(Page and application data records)
---+---

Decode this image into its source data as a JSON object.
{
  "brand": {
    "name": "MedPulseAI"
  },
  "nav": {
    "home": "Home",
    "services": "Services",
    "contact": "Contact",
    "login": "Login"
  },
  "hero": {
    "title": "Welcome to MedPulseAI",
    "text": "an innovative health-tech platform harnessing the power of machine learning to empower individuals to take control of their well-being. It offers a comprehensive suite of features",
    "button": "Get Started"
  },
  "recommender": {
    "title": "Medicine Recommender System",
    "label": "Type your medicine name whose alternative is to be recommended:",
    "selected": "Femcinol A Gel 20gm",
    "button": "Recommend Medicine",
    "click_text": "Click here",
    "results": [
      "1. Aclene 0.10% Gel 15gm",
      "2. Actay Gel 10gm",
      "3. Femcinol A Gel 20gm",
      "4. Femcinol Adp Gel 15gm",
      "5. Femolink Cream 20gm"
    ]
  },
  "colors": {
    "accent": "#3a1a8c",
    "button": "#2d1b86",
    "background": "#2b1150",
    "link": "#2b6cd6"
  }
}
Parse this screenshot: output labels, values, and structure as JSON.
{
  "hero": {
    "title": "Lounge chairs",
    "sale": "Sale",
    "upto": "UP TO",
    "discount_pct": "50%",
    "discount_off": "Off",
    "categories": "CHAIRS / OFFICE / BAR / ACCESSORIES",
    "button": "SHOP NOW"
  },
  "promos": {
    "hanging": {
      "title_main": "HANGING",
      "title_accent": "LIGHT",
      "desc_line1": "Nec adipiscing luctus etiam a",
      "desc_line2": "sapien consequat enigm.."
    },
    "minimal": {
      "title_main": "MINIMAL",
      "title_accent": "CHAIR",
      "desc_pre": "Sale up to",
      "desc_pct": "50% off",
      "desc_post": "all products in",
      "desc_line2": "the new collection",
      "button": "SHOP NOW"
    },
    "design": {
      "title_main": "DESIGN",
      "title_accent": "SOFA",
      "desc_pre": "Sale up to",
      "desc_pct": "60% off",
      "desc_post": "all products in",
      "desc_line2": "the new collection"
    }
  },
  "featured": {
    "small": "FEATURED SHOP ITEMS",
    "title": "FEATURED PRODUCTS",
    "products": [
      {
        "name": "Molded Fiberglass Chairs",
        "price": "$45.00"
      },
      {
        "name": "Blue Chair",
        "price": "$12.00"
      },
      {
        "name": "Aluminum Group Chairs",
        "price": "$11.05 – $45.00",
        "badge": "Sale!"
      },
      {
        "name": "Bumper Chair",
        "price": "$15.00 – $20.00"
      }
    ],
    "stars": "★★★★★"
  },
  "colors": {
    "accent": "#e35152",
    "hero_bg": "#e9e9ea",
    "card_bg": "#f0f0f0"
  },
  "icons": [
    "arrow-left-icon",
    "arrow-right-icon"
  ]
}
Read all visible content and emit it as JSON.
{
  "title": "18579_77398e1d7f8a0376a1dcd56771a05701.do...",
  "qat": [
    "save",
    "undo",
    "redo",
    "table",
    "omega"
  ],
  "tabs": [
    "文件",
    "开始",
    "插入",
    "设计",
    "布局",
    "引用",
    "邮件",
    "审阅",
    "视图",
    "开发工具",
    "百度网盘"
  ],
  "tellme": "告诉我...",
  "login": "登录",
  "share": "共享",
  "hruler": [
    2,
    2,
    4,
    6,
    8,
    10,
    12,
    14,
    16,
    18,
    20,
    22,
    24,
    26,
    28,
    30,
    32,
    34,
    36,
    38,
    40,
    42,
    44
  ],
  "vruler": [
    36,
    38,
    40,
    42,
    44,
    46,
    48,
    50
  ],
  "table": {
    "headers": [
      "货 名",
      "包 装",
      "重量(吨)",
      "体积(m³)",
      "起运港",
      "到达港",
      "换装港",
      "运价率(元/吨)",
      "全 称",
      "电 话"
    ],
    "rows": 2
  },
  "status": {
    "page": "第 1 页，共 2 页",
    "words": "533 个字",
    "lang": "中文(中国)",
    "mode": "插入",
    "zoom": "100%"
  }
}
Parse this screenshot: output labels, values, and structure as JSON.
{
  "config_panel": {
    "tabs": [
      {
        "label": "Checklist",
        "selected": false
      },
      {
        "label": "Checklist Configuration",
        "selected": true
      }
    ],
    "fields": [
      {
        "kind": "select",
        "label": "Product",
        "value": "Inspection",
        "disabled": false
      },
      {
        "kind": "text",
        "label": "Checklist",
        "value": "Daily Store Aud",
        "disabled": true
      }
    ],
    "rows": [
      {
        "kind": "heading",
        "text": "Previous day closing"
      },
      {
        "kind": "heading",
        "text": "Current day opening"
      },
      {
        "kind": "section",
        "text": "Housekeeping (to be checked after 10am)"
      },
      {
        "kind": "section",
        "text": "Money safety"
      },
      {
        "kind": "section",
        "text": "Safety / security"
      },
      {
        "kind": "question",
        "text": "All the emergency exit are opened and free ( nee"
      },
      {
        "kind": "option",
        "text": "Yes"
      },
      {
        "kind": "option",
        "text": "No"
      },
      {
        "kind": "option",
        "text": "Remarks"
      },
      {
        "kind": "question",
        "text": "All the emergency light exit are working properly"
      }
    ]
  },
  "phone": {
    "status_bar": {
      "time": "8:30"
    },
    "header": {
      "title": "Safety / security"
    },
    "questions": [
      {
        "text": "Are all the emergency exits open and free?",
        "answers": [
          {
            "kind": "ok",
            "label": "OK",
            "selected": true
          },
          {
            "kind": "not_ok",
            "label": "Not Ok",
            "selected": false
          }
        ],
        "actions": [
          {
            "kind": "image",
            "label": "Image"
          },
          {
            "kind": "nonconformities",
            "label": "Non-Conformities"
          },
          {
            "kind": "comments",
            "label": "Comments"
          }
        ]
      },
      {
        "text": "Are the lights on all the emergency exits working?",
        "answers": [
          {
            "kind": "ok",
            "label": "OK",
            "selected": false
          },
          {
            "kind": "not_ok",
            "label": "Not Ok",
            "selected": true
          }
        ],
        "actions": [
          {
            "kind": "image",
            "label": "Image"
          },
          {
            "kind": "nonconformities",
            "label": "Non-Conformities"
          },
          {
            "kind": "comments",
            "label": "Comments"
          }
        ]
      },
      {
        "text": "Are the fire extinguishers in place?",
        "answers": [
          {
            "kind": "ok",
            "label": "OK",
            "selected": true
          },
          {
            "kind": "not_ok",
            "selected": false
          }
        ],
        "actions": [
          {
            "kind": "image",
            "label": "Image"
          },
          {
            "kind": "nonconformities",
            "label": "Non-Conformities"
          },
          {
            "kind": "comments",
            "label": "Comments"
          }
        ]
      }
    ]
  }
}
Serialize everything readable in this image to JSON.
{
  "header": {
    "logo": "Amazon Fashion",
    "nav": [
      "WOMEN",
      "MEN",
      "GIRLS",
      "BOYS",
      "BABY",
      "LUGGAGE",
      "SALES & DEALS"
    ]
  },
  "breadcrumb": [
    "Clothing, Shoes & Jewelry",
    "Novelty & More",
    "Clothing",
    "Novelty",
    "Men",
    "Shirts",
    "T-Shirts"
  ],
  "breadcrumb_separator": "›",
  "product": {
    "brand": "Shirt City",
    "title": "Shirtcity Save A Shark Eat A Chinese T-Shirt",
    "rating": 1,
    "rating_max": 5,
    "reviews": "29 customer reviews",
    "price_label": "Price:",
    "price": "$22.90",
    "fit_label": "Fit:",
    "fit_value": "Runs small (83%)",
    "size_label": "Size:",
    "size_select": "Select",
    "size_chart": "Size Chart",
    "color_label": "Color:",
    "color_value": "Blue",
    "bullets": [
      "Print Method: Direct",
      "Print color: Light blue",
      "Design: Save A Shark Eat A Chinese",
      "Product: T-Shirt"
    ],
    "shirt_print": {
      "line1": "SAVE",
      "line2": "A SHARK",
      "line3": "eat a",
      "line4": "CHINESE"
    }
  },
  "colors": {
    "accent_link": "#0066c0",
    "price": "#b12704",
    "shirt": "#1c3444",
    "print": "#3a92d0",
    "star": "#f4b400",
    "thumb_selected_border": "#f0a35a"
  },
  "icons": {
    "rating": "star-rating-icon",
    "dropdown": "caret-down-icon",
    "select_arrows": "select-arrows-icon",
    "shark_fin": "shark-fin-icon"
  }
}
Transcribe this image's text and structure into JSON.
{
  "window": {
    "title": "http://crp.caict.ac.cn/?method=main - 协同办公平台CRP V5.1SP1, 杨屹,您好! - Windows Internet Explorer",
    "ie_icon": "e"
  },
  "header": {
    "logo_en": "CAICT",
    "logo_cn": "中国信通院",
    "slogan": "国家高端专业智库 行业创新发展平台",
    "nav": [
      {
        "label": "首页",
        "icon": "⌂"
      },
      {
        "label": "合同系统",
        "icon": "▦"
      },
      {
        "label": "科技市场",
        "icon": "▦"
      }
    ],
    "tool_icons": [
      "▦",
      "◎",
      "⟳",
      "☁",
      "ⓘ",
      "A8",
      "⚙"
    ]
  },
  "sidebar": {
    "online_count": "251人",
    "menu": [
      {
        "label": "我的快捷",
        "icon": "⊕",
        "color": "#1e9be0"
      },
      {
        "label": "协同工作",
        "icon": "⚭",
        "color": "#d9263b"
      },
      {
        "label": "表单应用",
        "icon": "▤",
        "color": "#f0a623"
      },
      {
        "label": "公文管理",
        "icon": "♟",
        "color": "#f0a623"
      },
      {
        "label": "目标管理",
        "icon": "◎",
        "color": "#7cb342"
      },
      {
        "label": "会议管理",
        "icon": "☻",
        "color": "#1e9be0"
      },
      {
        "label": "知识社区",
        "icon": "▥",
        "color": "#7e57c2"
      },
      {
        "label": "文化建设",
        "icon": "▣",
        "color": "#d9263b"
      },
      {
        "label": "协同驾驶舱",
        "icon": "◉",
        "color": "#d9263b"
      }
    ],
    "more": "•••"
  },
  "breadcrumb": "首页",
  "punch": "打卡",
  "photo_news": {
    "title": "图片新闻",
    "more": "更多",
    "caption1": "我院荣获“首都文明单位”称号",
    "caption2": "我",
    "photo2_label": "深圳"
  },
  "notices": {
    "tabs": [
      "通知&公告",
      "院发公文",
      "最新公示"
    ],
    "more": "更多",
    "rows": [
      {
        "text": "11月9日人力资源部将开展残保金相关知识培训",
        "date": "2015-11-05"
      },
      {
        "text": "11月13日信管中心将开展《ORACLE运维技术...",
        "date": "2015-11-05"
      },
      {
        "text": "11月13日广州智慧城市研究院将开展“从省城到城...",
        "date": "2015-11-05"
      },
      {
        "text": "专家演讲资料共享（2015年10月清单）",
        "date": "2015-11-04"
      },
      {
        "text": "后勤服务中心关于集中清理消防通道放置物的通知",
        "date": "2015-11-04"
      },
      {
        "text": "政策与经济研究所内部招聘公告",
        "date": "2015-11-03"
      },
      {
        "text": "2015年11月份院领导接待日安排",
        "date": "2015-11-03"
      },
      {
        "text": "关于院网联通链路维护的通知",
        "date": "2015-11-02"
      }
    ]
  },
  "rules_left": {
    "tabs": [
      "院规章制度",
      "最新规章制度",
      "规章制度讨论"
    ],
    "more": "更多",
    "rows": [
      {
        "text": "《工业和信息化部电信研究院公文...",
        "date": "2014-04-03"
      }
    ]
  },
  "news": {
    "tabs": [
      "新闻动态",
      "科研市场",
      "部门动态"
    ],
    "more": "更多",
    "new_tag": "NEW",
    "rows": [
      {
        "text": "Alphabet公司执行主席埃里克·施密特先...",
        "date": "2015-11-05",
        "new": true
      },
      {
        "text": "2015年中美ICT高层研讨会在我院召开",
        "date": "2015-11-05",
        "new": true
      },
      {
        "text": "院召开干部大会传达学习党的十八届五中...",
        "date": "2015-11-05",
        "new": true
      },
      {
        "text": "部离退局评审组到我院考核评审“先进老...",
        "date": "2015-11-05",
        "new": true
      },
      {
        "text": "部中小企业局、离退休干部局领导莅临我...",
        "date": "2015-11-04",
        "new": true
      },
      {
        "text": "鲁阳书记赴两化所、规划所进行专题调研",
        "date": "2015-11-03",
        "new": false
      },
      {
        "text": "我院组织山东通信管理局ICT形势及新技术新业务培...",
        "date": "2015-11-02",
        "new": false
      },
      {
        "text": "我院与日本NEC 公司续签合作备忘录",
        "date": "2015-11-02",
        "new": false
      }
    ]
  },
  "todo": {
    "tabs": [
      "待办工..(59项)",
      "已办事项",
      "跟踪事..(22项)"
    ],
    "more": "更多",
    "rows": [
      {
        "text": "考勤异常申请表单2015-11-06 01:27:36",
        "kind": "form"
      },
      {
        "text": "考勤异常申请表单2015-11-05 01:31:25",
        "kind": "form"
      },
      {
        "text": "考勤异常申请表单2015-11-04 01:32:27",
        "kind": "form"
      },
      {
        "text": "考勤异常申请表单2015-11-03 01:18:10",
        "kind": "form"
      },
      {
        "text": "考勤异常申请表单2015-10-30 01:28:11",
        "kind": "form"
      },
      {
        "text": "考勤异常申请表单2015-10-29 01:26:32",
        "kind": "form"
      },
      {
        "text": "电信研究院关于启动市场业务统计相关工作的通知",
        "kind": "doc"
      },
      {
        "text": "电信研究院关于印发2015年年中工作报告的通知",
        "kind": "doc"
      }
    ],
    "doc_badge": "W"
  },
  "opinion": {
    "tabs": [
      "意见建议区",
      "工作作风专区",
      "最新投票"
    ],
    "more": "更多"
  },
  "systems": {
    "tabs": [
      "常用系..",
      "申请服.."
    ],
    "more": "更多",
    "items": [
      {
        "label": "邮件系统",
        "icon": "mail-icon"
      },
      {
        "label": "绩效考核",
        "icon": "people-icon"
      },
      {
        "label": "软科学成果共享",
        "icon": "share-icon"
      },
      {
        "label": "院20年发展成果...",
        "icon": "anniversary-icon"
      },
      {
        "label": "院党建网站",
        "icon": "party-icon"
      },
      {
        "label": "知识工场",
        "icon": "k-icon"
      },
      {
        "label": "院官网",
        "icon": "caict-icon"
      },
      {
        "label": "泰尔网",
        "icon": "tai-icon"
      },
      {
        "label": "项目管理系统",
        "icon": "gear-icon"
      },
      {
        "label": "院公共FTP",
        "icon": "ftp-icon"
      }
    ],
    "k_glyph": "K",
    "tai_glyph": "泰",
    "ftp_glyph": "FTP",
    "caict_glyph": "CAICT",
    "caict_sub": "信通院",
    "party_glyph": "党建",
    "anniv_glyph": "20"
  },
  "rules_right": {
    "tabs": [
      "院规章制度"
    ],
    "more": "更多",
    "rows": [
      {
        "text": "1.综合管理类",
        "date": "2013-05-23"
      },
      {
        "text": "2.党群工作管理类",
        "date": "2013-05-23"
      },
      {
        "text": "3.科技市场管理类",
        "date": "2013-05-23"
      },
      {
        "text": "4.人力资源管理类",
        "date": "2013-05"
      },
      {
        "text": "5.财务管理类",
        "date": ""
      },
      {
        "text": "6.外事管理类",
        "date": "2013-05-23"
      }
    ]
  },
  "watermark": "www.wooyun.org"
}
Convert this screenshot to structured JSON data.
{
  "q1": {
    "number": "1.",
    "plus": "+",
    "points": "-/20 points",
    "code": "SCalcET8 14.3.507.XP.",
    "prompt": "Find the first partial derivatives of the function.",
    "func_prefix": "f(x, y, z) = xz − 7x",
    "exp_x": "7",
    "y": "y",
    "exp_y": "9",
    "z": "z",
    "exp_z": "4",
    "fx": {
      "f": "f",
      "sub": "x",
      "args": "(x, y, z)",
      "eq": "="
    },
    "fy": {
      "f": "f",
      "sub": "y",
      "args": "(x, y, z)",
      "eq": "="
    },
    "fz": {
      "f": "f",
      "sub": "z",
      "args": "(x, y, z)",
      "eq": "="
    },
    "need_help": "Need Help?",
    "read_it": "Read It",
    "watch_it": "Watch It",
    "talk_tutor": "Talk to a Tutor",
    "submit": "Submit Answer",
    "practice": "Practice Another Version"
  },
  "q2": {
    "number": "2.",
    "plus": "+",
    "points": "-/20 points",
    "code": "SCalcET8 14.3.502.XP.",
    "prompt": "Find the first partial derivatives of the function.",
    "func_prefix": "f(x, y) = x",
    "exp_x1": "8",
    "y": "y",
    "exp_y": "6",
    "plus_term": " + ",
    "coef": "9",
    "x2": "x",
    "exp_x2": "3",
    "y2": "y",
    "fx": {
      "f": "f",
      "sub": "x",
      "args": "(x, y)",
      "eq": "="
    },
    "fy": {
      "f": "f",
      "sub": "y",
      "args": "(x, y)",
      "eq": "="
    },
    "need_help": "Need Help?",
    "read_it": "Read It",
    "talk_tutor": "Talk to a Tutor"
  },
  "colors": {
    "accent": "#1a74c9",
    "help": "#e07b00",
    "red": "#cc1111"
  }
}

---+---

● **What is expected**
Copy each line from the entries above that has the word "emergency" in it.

● **Written response**
        "text": "All the emergency exit are opened and free ( nee"
        "text": "All the emergency light exit are working properly"
        "text": "Are all the emergency exits open and free?",
        "text": "Are the lights on all the emergency exits working?",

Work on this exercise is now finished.